▶ LISTED RECORDS:
★ ★ ★ ★

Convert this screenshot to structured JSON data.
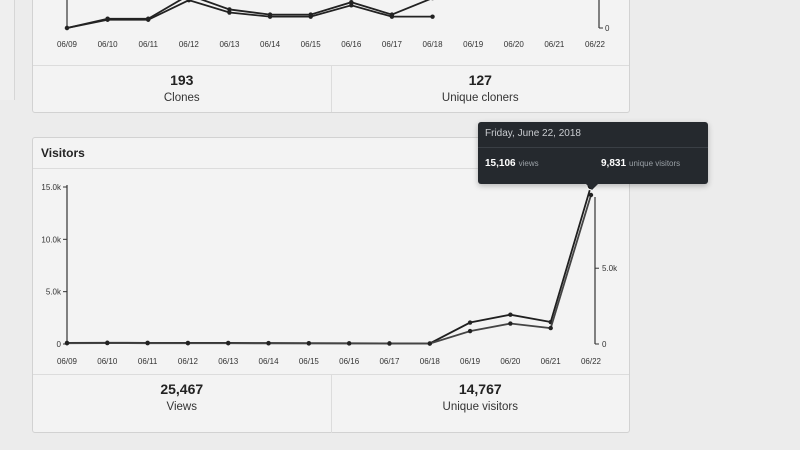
{
  "clones_card": {
    "title": "",
    "dates": [
      "06/09",
      "06/10",
      "06/11",
      "06/12",
      "06/13",
      "06/14",
      "06/15",
      "06/16",
      "06/17",
      "06/18",
      "06/19",
      "06/20",
      "06/21",
      "06/22"
    ],
    "right_axis_zero": "0",
    "stats": [
      {
        "value": "193",
        "label": "Clones"
      },
      {
        "value": "127",
        "label": "Unique cloners"
      }
    ]
  },
  "visitors_card": {
    "title": "Visitors",
    "stats": [
      {
        "value": "25,467",
        "label": "Views"
      },
      {
        "value": "14,767",
        "label": "Unique visitors"
      }
    ]
  },
  "tooltip": {
    "date": "Friday, June 22, 2018",
    "views_value": "15,106",
    "views_label": "views",
    "uniques_value": "9,831",
    "uniques_label": "unique visitors"
  },
  "chart_data": [
    {
      "type": "line",
      "title": "",
      "x": [
        "06/09",
        "06/10",
        "06/11",
        "06/12",
        "06/13",
        "06/14",
        "06/15",
        "06/16",
        "06/17",
        "06/18",
        "06/19",
        "06/20",
        "06/21",
        "06/22"
      ],
      "series": [
        {
          "name": "",
          "values": [
            0,
            9,
            9,
            32,
            18,
            13,
            13,
            25,
            13,
            29,
            0,
            0,
            0,
            0
          ]
        },
        {
          "name": "",
          "values": [
            0,
            8,
            8,
            27,
            15,
            11,
            11,
            22,
            11,
            11,
            0,
            0,
            0,
            0
          ]
        }
      ],
      "visible_x_range": [
        "06/09",
        "06/18"
      ],
      "grid": false
    },
    {
      "type": "line",
      "title": "Visitors",
      "x": [
        "06/09",
        "06/10",
        "06/11",
        "06/12",
        "06/13",
        "06/14",
        "06/15",
        "06/16",
        "06/17",
        "06/18",
        "06/19",
        "06/20",
        "06/21",
        "06/22"
      ],
      "left_axis": {
        "ticks": [
          "0",
          "5.0k",
          "10.0k",
          "15.0k"
        ],
        "range": [
          0,
          15000
        ]
      },
      "right_axis": {
        "ticks": [
          "0",
          "5.0k"
        ],
        "range": [
          0,
          9831
        ]
      },
      "series": [
        {
          "name": "views",
          "axis": "left",
          "values": [
            100,
            120,
            110,
            100,
            100,
            90,
            80,
            70,
            60,
            50,
            2050,
            2800,
            2100,
            15106
          ]
        },
        {
          "name": "unique visitors",
          "axis": "right",
          "values": [
            50,
            60,
            55,
            50,
            50,
            45,
            40,
            35,
            30,
            25,
            850,
            1350,
            1050,
            9831
          ]
        }
      ],
      "highlight_point": {
        "x": "06/22",
        "series": "views",
        "value": 15106
      },
      "grid": false
    }
  ]
}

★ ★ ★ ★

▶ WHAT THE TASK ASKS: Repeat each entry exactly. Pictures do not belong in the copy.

▶ RESPONSE BOX:
Convert this screenshot to structured JSON data.
{
  "clones_card": {
    "title": "",
    "dates": [
      "06/09",
      "06/10",
      "06/11",
      "06/12",
      "06/13",
      "06/14",
      "06/15",
      "06/16",
      "06/17",
      "06/18",
      "06/19",
      "06/20",
      "06/21",
      "06/22"
    ],
    "right_axis_zero": "0",
    "stats": [
      {
        "value": "193",
        "label": "Clones"
      },
      {
        "value": "127",
        "label": "Unique cloners"
      }
    ]
  },
  "visitors_card": {
    "title": "Visitors",
    "stats": [
      {
        "value": "25,467",
        "label": "Views"
      },
      {
        "value": "14,767",
        "label": "Unique visitors"
      }
    ]
  },
  "tooltip": {
    "date": "Friday, June 22, 2018",
    "views_value": "15,106",
    "views_label": "views",
    "uniques_value": "9,831",
    "uniques_label": "unique visitors"
  },
  "chart_data": [
    {
      "type": "line",
      "title": "",
      "x": [
        "06/09",
        "06/10",
        "06/11",
        "06/12",
        "06/13",
        "06/14",
        "06/15",
        "06/16",
        "06/17",
        "06/18",
        "06/19",
        "06/20",
        "06/21",
        "06/22"
      ],
      "series": [
        {
          "name": "",
          "values": [
            0,
            9,
            9,
            32,
            18,
            13,
            13,
            25,
            13,
            29,
            0,
            0,
            0,
            0
          ]
        },
        {
          "name": "",
          "values": [
            0,
            8,
            8,
            27,
            15,
            11,
            11,
            22,
            11,
            11,
            0,
            0,
            0,
            0
          ]
        }
      ],
      "visible_x_range": [
        "06/09",
        "06/18"
      ],
      "grid": false
    },
    {
      "type": "line",
      "title": "Visitors",
      "x": [
        "06/09",
        "06/10",
        "06/11",
        "06/12",
        "06/13",
        "06/14",
        "06/15",
        "06/16",
        "06/17",
        "06/18",
        "06/19",
        "06/20",
        "06/21",
        "06/22"
      ],
      "left_axis": {
        "ticks": [
          "0",
          "5.0k",
          "10.0k",
          "15.0k"
        ],
        "range": [
          0,
          15000
        ]
      },
      "right_axis": {
        "ticks": [
          "0",
          "5.0k"
        ],
        "range": [
          0,
          9831
        ]
      },
      "series": [
        {
          "name": "views",
          "axis": "left",
          "values": [
            100,
            120,
            110,
            100,
            100,
            90,
            80,
            70,
            60,
            50,
            2050,
            2800,
            2100,
            15106
          ]
        },
        {
          "name": "unique visitors",
          "axis": "right",
          "values": [
            50,
            60,
            55,
            50,
            50,
            45,
            40,
            35,
            30,
            25,
            850,
            1350,
            1050,
            9831
          ]
        }
      ],
      "highlight_point": {
        "x": "06/22",
        "series": "views",
        "value": 15106
      },
      "grid": false
    }
  ]
}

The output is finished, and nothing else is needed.